PARALLEL NETWORKS AREN’T THE ANSWER

Realizing this, is has become standard practice is to create two parallel networks. Sitting alongside the 1 Gbps data network is a physically independent 1 Gbps Ethernet network dedicated solely to the AV system. What’s the point of that? If you want to build two infrastructures, make one of them HDBaseT and enjoy pristine video quality and no latency.

TRUE AV/IT CONVERGENCE = 10 GBE

To truly converge IT and AV networks, we need to upgrade the capacity of the network. 10 Gbps infrastructure is here, and it’s cheap—under $100 per port, compared to up to $1,000 per port for HDBaseT. Using a 10 Gbps network, 4K video can be transmitted without compression, while a full 1 Gbps (or more) can be set aside for the data network users. On top of that, no compression means no latency and no compromise of image quality. Performance is equal to that of the matrix switch, but the organization is left with only one infrastructure to maintain and manage.

EASY EXPANSION

Here’s the best part: the 10 Gbps equipment is an expansion of the 1 Gbps network. No more forklift upgrades to the AV system. Your existing 1 Gbps network and your new 10 Gbps AV switches can be interconnected, so that your existing 1 Gbps infrastructure can function as it always has, while the 10 Gbps upgrade is only needed where you want to add video capacity.

If your technology rooms are standalone “islands” of AV, just replace your 2K matrix switches with an inexpensive, low-port count 10 Gbps Ethernet switch (it’s easy to find a 16-port model for about $1600) and connect that up to your 1 Gbps network. If you would like to add AV distribution between rooms, you can directly link the rooms’ 10 Gbps switches (as you would have linked their matrix switches), or use the opportunity to take the money you saved on switchgear ($1,600 for your Ethernet switch vs $10k and up for a 16-port matrix switch) and use it to upgrade your IT infrastructure. Presto! Convergence! AV and IT both win.

In the compression tradeoff mentioned earlier – latency vs quality vs bandwidth, bandwidth stands alone. No one can create more time (latency). Video quality demands are going up and up (4K, 8K, HDR). Of the three, only bandwidth is getting cheaper. Make the right trade off.

Justin Kennington is the director of strategic and technical marketing for AptoVision, a Montreal-based technology company that provides its advanced BlueRiver chipsets for AV-KVM signal extension, matrix switching, IP-based switching, video wall and multi-view applications.

Related

How It’s Done: 4K Connectivity promo image

How It’s Done: 4K Connectivity

At an increasing pace, an onslaught of UHD and 4K distribution solutions such as cables and extenders, transmitters, receivers and switchers are being announced at industry trade shows. But some caution and planning are needed to ensure that your system will deliver that stunning ultra HD picture on the display every time, without fail or question.
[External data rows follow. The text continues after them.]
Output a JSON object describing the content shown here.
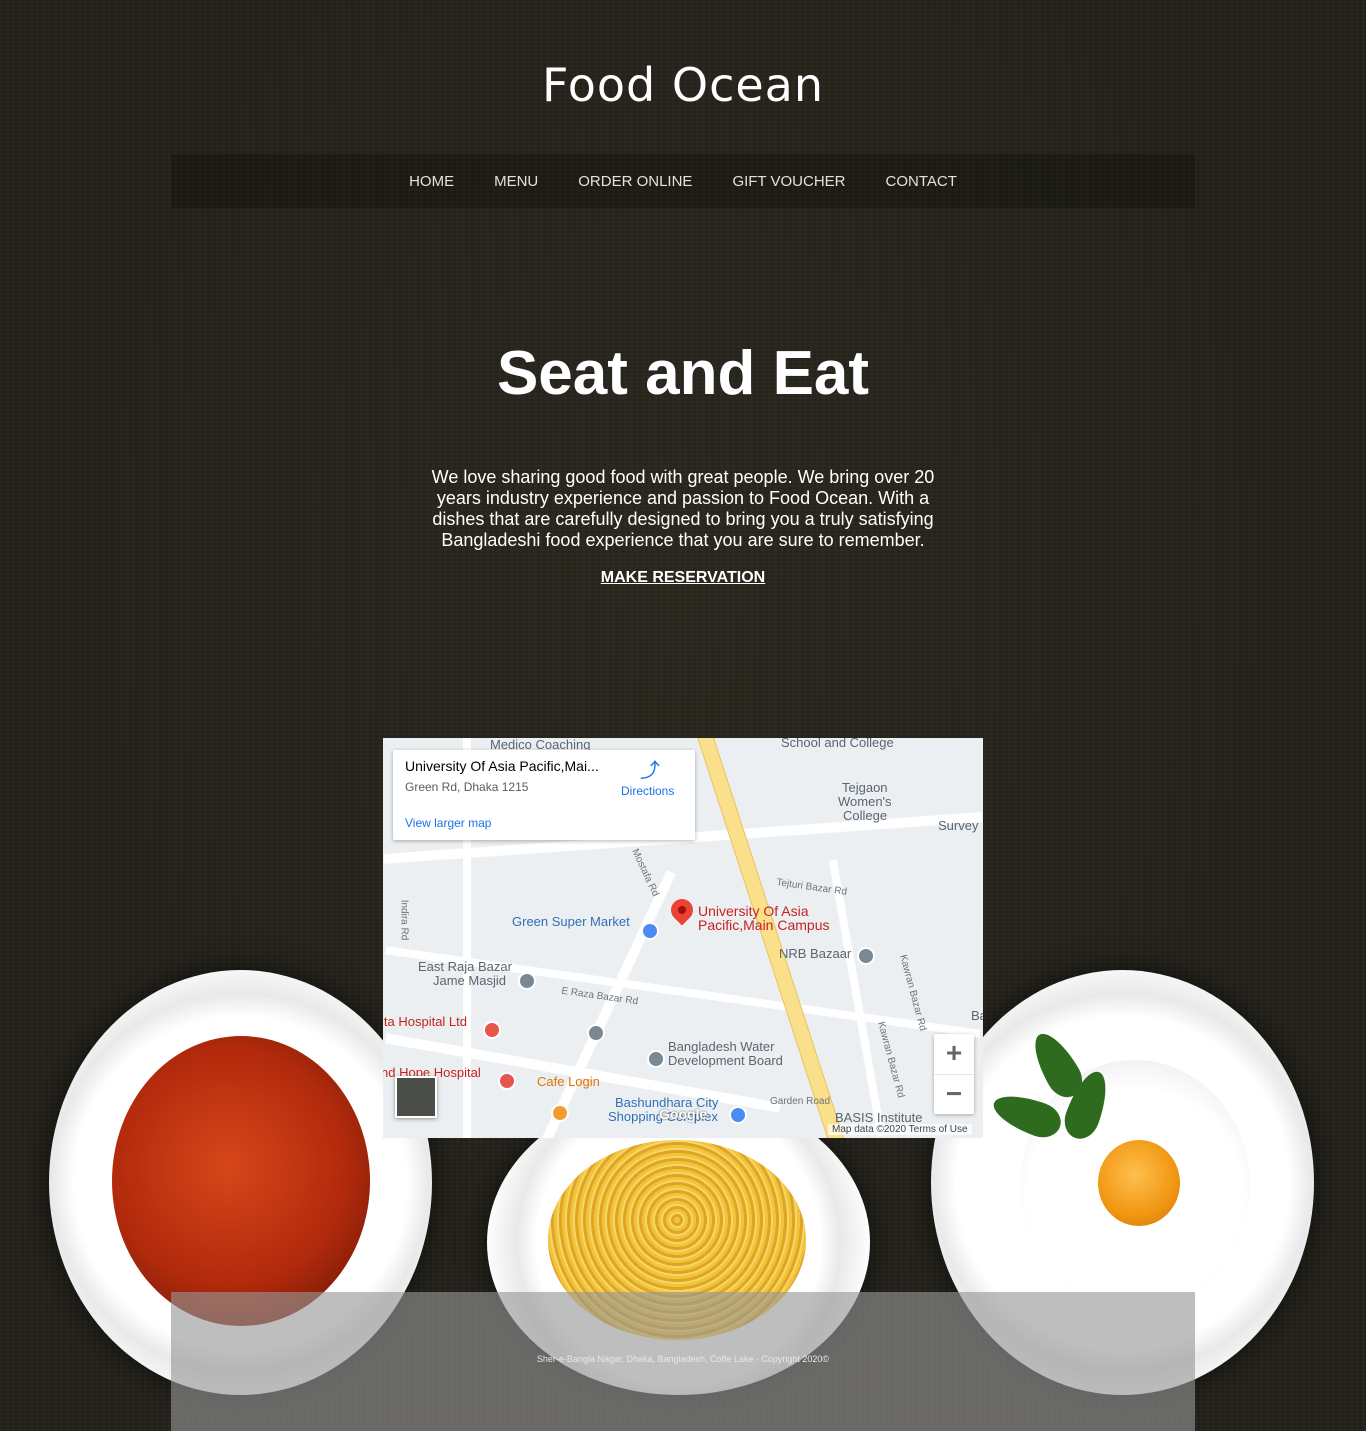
{
  "brand": {
    "name": "Food Ocean"
  },
  "nav": {
    "items": [
      {
        "label": "HOME"
      },
      {
        "label": "MENU"
      },
      {
        "label": "ORDER ONLINE"
      },
      {
        "label": "GIFT VOUCHER"
      },
      {
        "label": "CONTACT"
      }
    ]
  },
  "hero": {
    "title": "Seat and Eat",
    "description": "We love sharing good food with great people. We bring over 20 years industry experience and passion to Food Ocean. With a dishes that are carefully designed to bring you a truly satisfying Bangladeshi food experience that you are sure to remember.",
    "cta_label": "MAKE RESERVATION"
  },
  "map": {
    "place_title": "University Of Asia Pacific,Mai...",
    "address": "Green Rd, Dhaka 1215",
    "view_larger": "View larger map",
    "directions": "Directions",
    "marker_label_line1": "University Of Asia",
    "marker_label_line2": "Pacific,Main Campus",
    "labels": {
      "medico": "Medico Coaching",
      "school": "School and College",
      "tejgaon1": "Tejgaon",
      "tejgaon2": "Women's",
      "tejgaon3": "College",
      "survey": "Survey",
      "tejturi": "Tejturi Bazar Rd",
      "mostafa": "Mostafa Rd",
      "green_super": "Green Super Market",
      "nrb": "NRB Bazaar",
      "east_raja1": "East Raja Bazar",
      "east_raja2": "Jame Masjid",
      "e_raza": "E Raza Bazar Rd",
      "kawran1": "Kawran Bazar Rd",
      "kawran2": "Kawran Bazar Rd",
      "hospital1": "ita Hospital Ltd",
      "hospital2": "nd Hope Hospital",
      "bwdb1": "Bangladesh Water",
      "bwdb2": "Development Board",
      "cafe": "Cafe Login",
      "bashundhara1": "Bashundhara City",
      "bashundhara2": "Shopping Complex",
      "garden": "Garden Road",
      "basis": "BASIS Institute",
      "indira": "Indira Rd",
      "ba": "Ba"
    },
    "google": "Google",
    "map_data": "Map data ©2020   Terms of Use",
    "zoom_in": "+",
    "zoom_out": "−"
  },
  "footer": {
    "text": "Sher-e-Bangla Nagar, Dhaka, Bangladesh, Coffe Lake - Copyright 2020©"
  },
  "icons": {
    "directions": "directions-icon",
    "marker": "map-pin-icon",
    "zoom_in": "plus-icon",
    "zoom_out": "minus-icon"
  }
}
How It’s Done: Automated Open Captioning promo image

How It’s Done: Automated Open Captioning

The American with Disabilities Act (ADA) law, first passed in 1990, was updated in 2008 (ADAAA, the American with Disabilities Act) to broaden protections across employment practice and agencies, state and local governments, labor unions and private entities of public accommodation. The changes in the definition of disability introduced a greater need for captioning services in every aspect of the public sphere.

What Do You Mean, AV over IP? promo image

What Do You Mean, AV over IP?

The phrase “AV over IP” is thrown around a lot. But what does it really mean in commercial AV installations today? Put simply, AV over IP is about sending uncompressed audio and video information over standard IP mediums. Put a little bit more complexly, it can also mean encoding the sources and streaming the content with some compression to mitigate bitrate over IP mediums. But ultimately, it means providing extension and switching of video and audio sources over standard IP.